*** DATASET EXCERPTS Section Begins ***

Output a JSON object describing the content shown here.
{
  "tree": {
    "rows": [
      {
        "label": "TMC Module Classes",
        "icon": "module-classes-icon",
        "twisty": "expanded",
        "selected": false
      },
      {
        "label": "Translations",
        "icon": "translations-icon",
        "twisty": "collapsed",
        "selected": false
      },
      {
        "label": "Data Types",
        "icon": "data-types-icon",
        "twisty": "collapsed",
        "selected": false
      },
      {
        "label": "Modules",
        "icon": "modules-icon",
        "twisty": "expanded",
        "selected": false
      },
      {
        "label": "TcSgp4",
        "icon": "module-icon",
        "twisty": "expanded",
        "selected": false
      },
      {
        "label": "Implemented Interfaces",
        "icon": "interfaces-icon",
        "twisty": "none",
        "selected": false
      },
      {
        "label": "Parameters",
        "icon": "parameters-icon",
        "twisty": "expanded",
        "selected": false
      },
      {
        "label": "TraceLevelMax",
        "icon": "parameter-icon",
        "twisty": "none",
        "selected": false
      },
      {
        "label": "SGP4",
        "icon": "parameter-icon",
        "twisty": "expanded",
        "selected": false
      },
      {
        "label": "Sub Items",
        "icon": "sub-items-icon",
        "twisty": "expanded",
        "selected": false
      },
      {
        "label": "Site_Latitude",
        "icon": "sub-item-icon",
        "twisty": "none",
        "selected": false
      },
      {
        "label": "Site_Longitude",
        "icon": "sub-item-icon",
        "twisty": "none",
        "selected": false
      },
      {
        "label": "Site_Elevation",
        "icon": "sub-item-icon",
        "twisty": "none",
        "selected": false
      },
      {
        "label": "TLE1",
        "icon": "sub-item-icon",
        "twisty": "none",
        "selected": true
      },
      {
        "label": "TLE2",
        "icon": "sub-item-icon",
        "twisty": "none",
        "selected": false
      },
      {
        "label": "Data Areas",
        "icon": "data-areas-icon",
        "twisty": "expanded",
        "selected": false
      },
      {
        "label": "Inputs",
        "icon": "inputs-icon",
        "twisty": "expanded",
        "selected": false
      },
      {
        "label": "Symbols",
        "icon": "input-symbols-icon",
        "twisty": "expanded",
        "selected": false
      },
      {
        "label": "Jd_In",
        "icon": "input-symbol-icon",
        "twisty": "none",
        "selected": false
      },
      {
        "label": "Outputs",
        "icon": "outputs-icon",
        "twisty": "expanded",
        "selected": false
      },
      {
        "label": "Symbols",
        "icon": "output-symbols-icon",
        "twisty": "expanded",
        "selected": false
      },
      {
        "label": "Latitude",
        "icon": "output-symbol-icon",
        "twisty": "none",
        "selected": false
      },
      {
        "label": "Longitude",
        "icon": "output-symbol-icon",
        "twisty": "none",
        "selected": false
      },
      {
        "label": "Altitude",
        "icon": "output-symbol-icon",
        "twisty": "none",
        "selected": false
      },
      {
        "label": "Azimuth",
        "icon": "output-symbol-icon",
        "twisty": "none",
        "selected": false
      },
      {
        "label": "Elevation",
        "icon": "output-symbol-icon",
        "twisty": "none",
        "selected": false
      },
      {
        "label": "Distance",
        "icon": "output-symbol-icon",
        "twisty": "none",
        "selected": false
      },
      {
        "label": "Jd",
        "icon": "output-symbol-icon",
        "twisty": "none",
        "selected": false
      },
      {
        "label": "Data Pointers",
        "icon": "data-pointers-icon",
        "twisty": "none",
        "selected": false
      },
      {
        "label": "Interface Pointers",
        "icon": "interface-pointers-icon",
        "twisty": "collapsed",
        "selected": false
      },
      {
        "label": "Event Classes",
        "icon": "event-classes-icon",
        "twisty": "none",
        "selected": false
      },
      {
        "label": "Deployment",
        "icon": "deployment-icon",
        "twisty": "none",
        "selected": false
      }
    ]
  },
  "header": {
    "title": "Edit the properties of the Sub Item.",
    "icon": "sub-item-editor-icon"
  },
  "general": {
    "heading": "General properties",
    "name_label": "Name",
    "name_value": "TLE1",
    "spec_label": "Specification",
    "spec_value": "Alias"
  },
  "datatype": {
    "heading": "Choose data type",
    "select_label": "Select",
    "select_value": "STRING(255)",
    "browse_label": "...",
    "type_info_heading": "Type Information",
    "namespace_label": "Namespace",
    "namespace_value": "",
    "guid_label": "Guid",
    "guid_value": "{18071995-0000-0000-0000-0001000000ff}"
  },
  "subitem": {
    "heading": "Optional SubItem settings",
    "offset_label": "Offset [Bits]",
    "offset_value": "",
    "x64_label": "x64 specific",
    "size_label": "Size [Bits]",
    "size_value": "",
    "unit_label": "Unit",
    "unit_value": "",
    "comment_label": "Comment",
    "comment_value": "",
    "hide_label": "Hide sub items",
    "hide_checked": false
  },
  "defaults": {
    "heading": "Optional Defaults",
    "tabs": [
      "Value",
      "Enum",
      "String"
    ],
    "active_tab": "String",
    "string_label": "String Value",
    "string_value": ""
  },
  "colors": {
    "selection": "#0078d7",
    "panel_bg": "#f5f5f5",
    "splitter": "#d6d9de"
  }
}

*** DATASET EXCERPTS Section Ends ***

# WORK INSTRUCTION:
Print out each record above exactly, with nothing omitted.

# EXERCISE SOLUTION:
Output a JSON object describing the content shown here.
{
  "tree": {
    "rows": [
      {
        "label": "TMC Module Classes",
        "icon": "module-classes-icon",
        "twisty": "expanded",
        "selected": false
      },
      {
        "label": "Translations",
        "icon": "translations-icon",
        "twisty": "collapsed",
        "selected": false
      },
      {
        "label": "Data Types",
        "icon": "data-types-icon",
        "twisty": "collapsed",
        "selected": false
      },
      {
        "label": "Modules",
        "icon": "modules-icon",
        "twisty": "expanded",
        "selected": false
      },
      {
        "label": "TcSgp4",
        "icon": "module-icon",
        "twisty": "expanded",
        "selected": false
      },
      {
        "label": "Implemented Interfaces",
        "icon": "interfaces-icon",
        "twisty": "none",
        "selected": false
      },
      {
        "label": "Parameters",
        "icon": "parameters-icon",
        "twisty": "expanded",
        "selected": false
      },
      {
        "label": "TraceLevelMax",
        "icon": "parameter-icon",
        "twisty": "none",
        "selected": false
      },
      {
        "label": "SGP4",
        "icon": "parameter-icon",
        "twisty": "expanded",
        "selected": false
      },
      {
        "label": "Sub Items",
        "icon": "sub-items-icon",
        "twisty": "expanded",
        "selected": false
      },
      {
        "label": "Site_Latitude",
        "icon": "sub-item-icon",
        "twisty": "none",
        "selected": false
      },
      {
        "label": "Site_Longitude",
        "icon": "sub-item-icon",
        "twisty": "none",
        "selected": false
      },
      {
        "label": "Site_Elevation",
        "icon": "sub-item-icon",
        "twisty": "none",
        "selected": false
      },
      {
        "label": "TLE1",
        "icon": "sub-item-icon",
        "twisty": "none",
        "selected": true
      },
      {
        "label": "TLE2",
        "icon": "sub-item-icon",
        "twisty": "none",
        "selected": false
      },
      {
        "label": "Data Areas",
        "icon": "data-areas-icon",
        "twisty": "expanded",
        "selected": false
      },
      {
        "label": "Inputs",
        "icon": "inputs-icon",
        "twisty": "expanded",
        "selected": false
      },
      {
        "label": "Symbols",
        "icon": "input-symbols-icon",
        "twisty": "expanded",
        "selected": false
      },
      {
        "label": "Jd_In",
        "icon": "input-symbol-icon",
        "twisty": "none",
        "selected": false
      },
      {
        "label": "Outputs",
        "icon": "outputs-icon",
        "twisty": "expanded",
        "selected": false
      },
      {
        "label": "Symbols",
        "icon": "output-symbols-icon",
        "twisty": "expanded",
        "selected": false
      },
      {
        "label": "Latitude",
        "icon": "output-symbol-icon",
        "twisty": "none",
        "selected": false
      },
      {
        "label": "Longitude",
        "icon": "output-symbol-icon",
        "twisty": "none",
        "selected": false
      },
      {
        "label": "Altitude",
        "icon": "output-symbol-icon",
        "twisty": "none",
        "selected": false
      },
      {
        "label": "Azimuth",
        "icon": "output-symbol-icon",
        "twisty": "none",
        "selected": false
      },
      {
        "label": "Elevation",
        "icon": "output-symbol-icon",
        "twisty": "none",
        "selected": false
      },
      {
        "label": "Distance",
        "icon": "output-symbol-icon",
        "twisty": "none",
        "selected": false
      },
      {
        "label": "Jd",
        "icon": "output-symbol-icon",
        "twisty": "none",
        "selected": false
      },
      {
        "label": "Data Pointers",
        "icon": "data-pointers-icon",
        "twisty": "none",
        "selected": false
      },
      {
        "label": "Interface Pointers",
        "icon": "interface-pointers-icon",
        "twisty": "collapsed",
        "selected": false
      },
      {
        "label": "Event Classes",
        "icon": "event-classes-icon",
        "twisty": "none",
        "selected": false
      },
      {
        "label": "Deployment",
        "icon": "deployment-icon",
        "twisty": "none",
        "selected": false
      }
    ]
  },
  "header": {
    "title": "Edit the properties of the Sub Item.",
    "icon": "sub-item-editor-icon"
  },
  "general": {
    "heading": "General properties",
    "name_label": "Name",
    "name_value": "TLE1",
    "spec_label": "Specification",
    "spec_value": "Alias"
  },
  "datatype": {
    "heading": "Choose data type",
    "select_label": "Select",
    "select_value": "STRING(255)",
    "browse_label": "...",
    "type_info_heading": "Type Information",
    "namespace_label": "Namespace",
    "namespace_value": "",
    "guid_label": "Guid",
    "guid_value": "{18071995-0000-0000-0000-0001000000ff}"
  },
  "subitem": {
    "heading": "Optional SubItem settings",
    "offset_label": "Offset [Bits]",
    "offset_value": "",
    "x64_label": "x64 specific",
    "size_label": "Size [Bits]",
    "size_value": "",
    "unit_label": "Unit",
    "unit_value": "",
    "comment_label": "Comment",
    "comment_value": "",
    "hide_label": "Hide sub items",
    "hide_checked": false
  },
  "defaults": {
    "heading": "Optional Defaults",
    "tabs": [
      "Value",
      "Enum",
      "String"
    ],
    "active_tab": "String",
    "string_label": "String Value",
    "string_value": ""
  },
  "colors": {
    "selection": "#0078d7",
    "panel_bg": "#f5f5f5",
    "splitter": "#d6d9de"
  }
}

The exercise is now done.